Such retaliation could take a number of forms. First and most obviously, would be retaliatory “hackbacks” on North Korea. The problem with this approach is that North Korea’s very backwardness makes it relatively invulnerable, although there commercial and military targets that one could identify, including the hacking units themselves.
Second, and less emotionally satisfying but arguably more effective would be to ramp up sanctions in the financial sphere. Multilaterally, the US could go back to the UN Security Council and attempt to get UN sanctions tightened. But given the partly circumstantial nature of the case, the Iraq experience, and current diplomatic tensions with Russia, the likelihood of getting satisfaction through the UN is highly doubtful; two of the P5 have outstanding cyberissues with the US of their own. Cooperating with a group of like-minded countries a la the Proliferation Security Initiative (PSI) would be a second option, and particularly closing the loophole with respect to SWIFT's provision of clearing services. Bilaterally, the North Korean Sanctions Enforcement Act, which passed the House last session provides a blueprint for other such measures; our summary can be found here..
Third, as has been floated in the press, the US could put North Korea back on the list of state sponsors of terrorism. Purists might argue that the Sony case does not constitute terrorism as normally understood, but frankly speaking this law has been applied quite elastically in the past—including with respect to North Korea’s earlier removal from the list. Apart from symbolism, it is not clear what the impact of this move would be. Under the law, the US imposes an arms embargo, terminates aid, and instructs its Executive Directors at the international financial institutions such the International Monetary Fund, the World Bank, and the Asian Development Bank to oppose membership (or in the case of countries that are already members, vote against loans). But the US already has an arms embargo against North Korea, provides little aid, and at present North Korea shows no interest in joining the IFIs. To us, this seems like a weak signal with little teeth beyond creating another issue to resolve down the road.
Fourth, North Korea's four networks are routed through China and some of North Korea’s cyber activities are carried out in China, or at least via servers located in China. The US could make clear to other countries (presumably China now, but possibly others such as Russia in the future) that the US will adopt a policy of cyber hot pursuit and retaliate against the North Koreans wherever they operate, even if outside North Korea. The US has quietly been seeking Chinese cooperation on this issue, and it would be an easy place for the Chinese to give the US something.
As has now been widely reported, North Korea experienced two bouts of unstable connectivity and then was completely severed from the internet over the last several days (update as of midnight December 24); Ars Technica, Dyn Research and North Korea Tech are the sites that have provided good coverage of the outages. As with the Sony hack, debate will continue over who was responsible. Some analysts think that denial-of-service attack looked like the work of activities rather than the US government which has maintained its “no comment’ stance.
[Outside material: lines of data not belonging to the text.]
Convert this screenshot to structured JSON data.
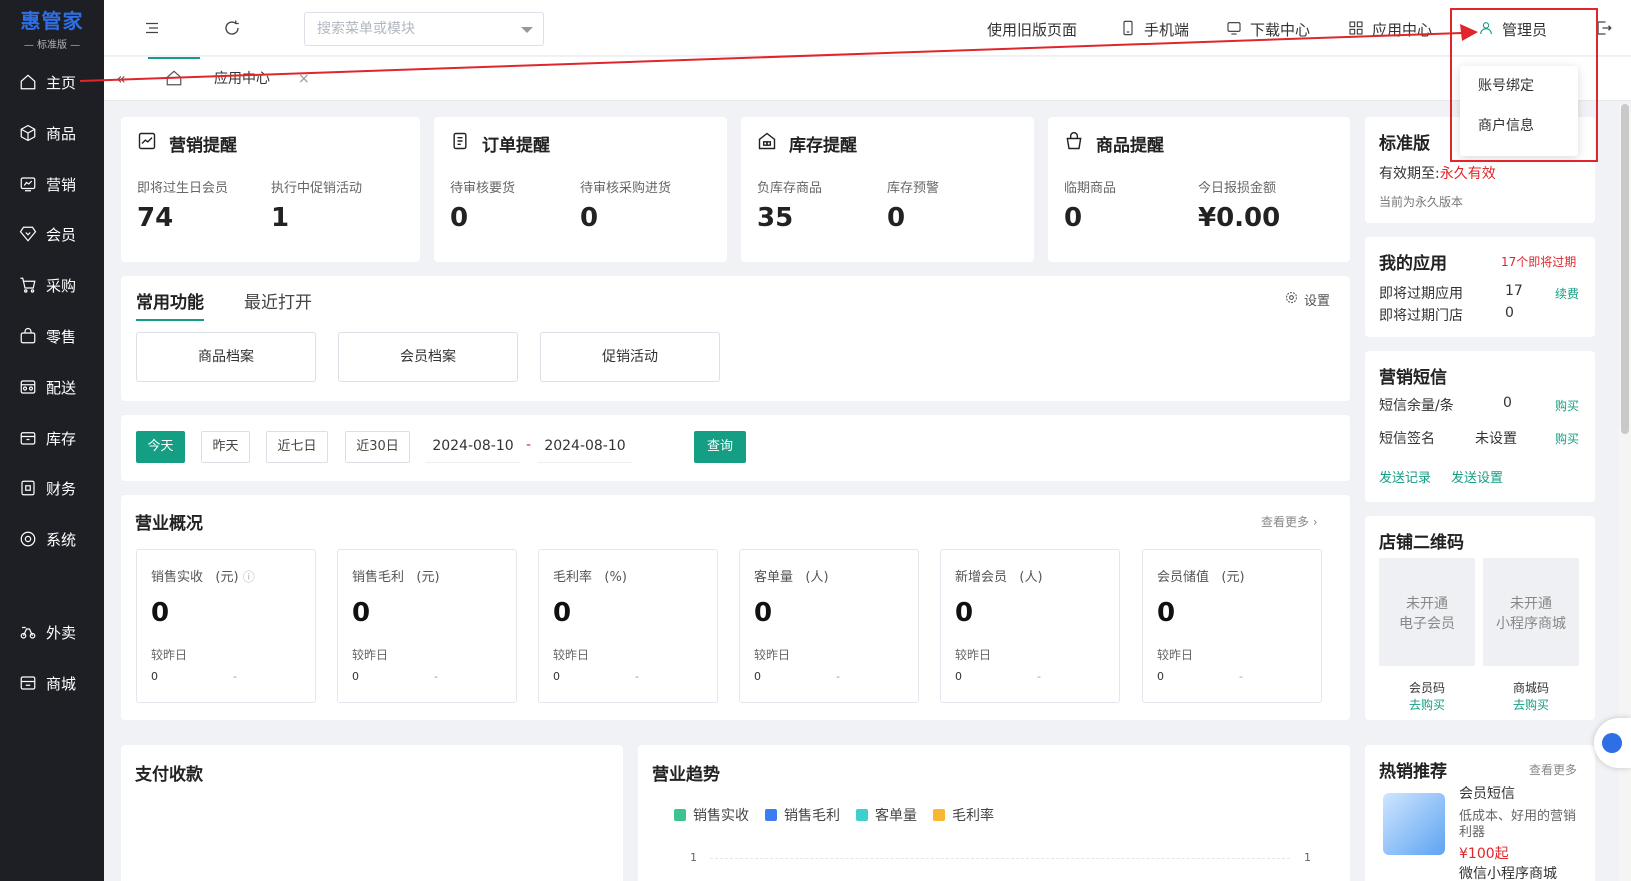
{
  "sidebar": {
    "logo": "惠管家",
    "edition": "— 标准版 —",
    "items": [
      {
        "label": "主页",
        "icon": "home-icon"
      },
      {
        "label": "商品",
        "icon": "box-icon"
      },
      {
        "label": "营销",
        "icon": "chart-icon"
      },
      {
        "label": "会员",
        "icon": "diamond-icon"
      },
      {
        "label": "采购",
        "icon": "cart-icon"
      },
      {
        "label": "零售",
        "icon": "bag-icon"
      },
      {
        "label": "配送",
        "icon": "truck-icon"
      },
      {
        "label": "库存",
        "icon": "inventory-icon"
      },
      {
        "label": "财务",
        "icon": "finance-icon"
      },
      {
        "label": "系统",
        "icon": "settings-icon"
      },
      {
        "label": "外卖",
        "icon": "scooter-icon"
      },
      {
        "label": "商城",
        "icon": "store-icon"
      }
    ]
  },
  "topbar": {
    "search_placeholder": "搜索菜单或模块",
    "old_page": "使用旧版页面",
    "mobile": "手机端",
    "download": "下载中心",
    "app_center": "应用中心",
    "admin": "管理员"
  },
  "dropdown": {
    "items": [
      "账号绑定",
      "商户信息"
    ]
  },
  "tabs": {
    "app_center": "应用中心",
    "close": "×"
  },
  "reminders": [
    {
      "title": "营销提醒",
      "icon": "trend-icon",
      "labels": [
        "即将过生日会员",
        "执行中促销活动"
      ],
      "values": [
        "74",
        "1"
      ]
    },
    {
      "title": "订单提醒",
      "icon": "document-icon",
      "labels": [
        "待审核要货",
        "待审核采购进货"
      ],
      "values": [
        "0",
        "0"
      ]
    },
    {
      "title": "库存提醒",
      "icon": "warehouse-icon",
      "labels": [
        "负库存商品",
        "库存预警"
      ],
      "values": [
        "35",
        "0"
      ]
    },
    {
      "title": "商品提醒",
      "icon": "basket-icon",
      "labels": [
        "临期商品",
        "今日报损金额"
      ],
      "values": [
        "0",
        "¥0.00"
      ]
    }
  ],
  "functions": {
    "tabs": [
      "常用功能",
      "最近打开"
    ],
    "settings": "设置",
    "buttons": [
      "商品档案",
      "会员档案",
      "促销活动"
    ]
  },
  "date_filter": {
    "buttons": [
      "今天",
      "昨天",
      "近七日",
      "近30日"
    ],
    "start": "2024-08-10",
    "end": "2024-08-10",
    "sep": "-",
    "query": "查询"
  },
  "overview": {
    "title": "营业概况",
    "more": "查看更多",
    "compare_label": "较昨日",
    "cards": [
      {
        "label": "销售实收",
        "unit": "(元)",
        "value": "0",
        "cmp": "0",
        "delta": "-"
      },
      {
        "label": "销售毛利",
        "unit": "(元)",
        "value": "0",
        "cmp": "0",
        "delta": "-"
      },
      {
        "label": "毛利率",
        "unit": "(%)",
        "value": "0",
        "cmp": "0",
        "delta": "-"
      },
      {
        "label": "客单量",
        "unit": "(人)",
        "value": "0",
        "cmp": "0",
        "delta": "-"
      },
      {
        "label": "新增会员",
        "unit": "(人)",
        "value": "0",
        "cmp": "0",
        "delta": "-"
      },
      {
        "label": "会员储值",
        "unit": "(元)",
        "value": "0",
        "cmp": "0",
        "delta": "-"
      }
    ]
  },
  "payment": {
    "title": "支付收款"
  },
  "trend": {
    "title": "营业趋势",
    "legend": [
      {
        "name": "销售实收",
        "color": "#3cc48e"
      },
      {
        "name": "销售毛利",
        "color": "#3d7cf0"
      },
      {
        "name": "客单量",
        "color": "#3cd1d1"
      },
      {
        "name": "毛利率",
        "color": "#f5b82e"
      }
    ],
    "y_left": "1",
    "y_right": "1"
  },
  "right": {
    "edition": {
      "title": "标准版",
      "valid_label": "有效期至:",
      "valid_value": "永久有效",
      "note": "当前为永久版本"
    },
    "apps": {
      "title": "我的应用",
      "expiring": "17个即将过期",
      "row1_label": "即将过期应用",
      "row1_value": "17",
      "row1_action": "续费",
      "row2_label": "即将过期门店",
      "row2_value": "0"
    },
    "sms": {
      "title": "营销短信",
      "row1_label": "短信余量/条",
      "row1_value": "0",
      "row1_action": "购买",
      "row2_label": "短信签名",
      "row2_value": "未设置",
      "row2_action": "购买",
      "link1": "发送记录",
      "link2": "发送设置"
    },
    "qrcode": {
      "title": "店铺二维码",
      "left_lines": [
        "未开通",
        "电子会员"
      ],
      "right_lines": [
        "未开通",
        "小程序商城"
      ],
      "left_label": "会员码",
      "left_action": "去购买",
      "right_label": "商城码",
      "right_action": "去购买"
    },
    "hot": {
      "title": "热销推荐",
      "more": "查看更多",
      "item1_title": "会员短信",
      "item1_desc1": "低成本、好用的营销",
      "item1_desc2": "利器",
      "item1_price": "¥100起",
      "item2_title": "微信小程序商城"
    }
  },
  "colors": {
    "accent": "#149e83",
    "highlight": "#e0262a",
    "sidebar": "#1d1f24"
  }
}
China has also vigorously denied any responsibility. But such actions would be legitimate and also send the signal: after all, the very limited number of North Korean IP addresses—just over 1000 and held by a limited number of institutions—make the internet available only to members of the elite.
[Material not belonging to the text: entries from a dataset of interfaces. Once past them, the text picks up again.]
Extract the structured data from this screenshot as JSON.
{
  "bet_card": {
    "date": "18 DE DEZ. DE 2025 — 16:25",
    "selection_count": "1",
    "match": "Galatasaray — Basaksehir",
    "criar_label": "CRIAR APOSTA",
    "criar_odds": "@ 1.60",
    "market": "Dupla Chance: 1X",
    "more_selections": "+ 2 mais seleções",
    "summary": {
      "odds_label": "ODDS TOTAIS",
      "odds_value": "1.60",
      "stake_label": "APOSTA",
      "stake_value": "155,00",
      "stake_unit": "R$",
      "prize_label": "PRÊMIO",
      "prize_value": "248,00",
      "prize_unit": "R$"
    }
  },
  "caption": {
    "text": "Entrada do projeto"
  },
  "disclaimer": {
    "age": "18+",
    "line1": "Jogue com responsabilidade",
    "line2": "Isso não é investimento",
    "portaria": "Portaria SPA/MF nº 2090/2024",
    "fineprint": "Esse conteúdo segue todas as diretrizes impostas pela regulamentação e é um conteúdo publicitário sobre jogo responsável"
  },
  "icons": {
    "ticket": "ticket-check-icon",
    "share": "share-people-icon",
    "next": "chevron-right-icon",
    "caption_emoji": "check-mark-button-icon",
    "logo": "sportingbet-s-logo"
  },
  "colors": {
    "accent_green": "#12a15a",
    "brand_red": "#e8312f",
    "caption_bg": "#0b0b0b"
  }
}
Finally, we close with our favorite idea: to ramp up our own propaganda efforts, which in a case such as North Korea is as simple as getting outside news, other media, and—yes—entertainment into the country. Who is more vulnerable on that score?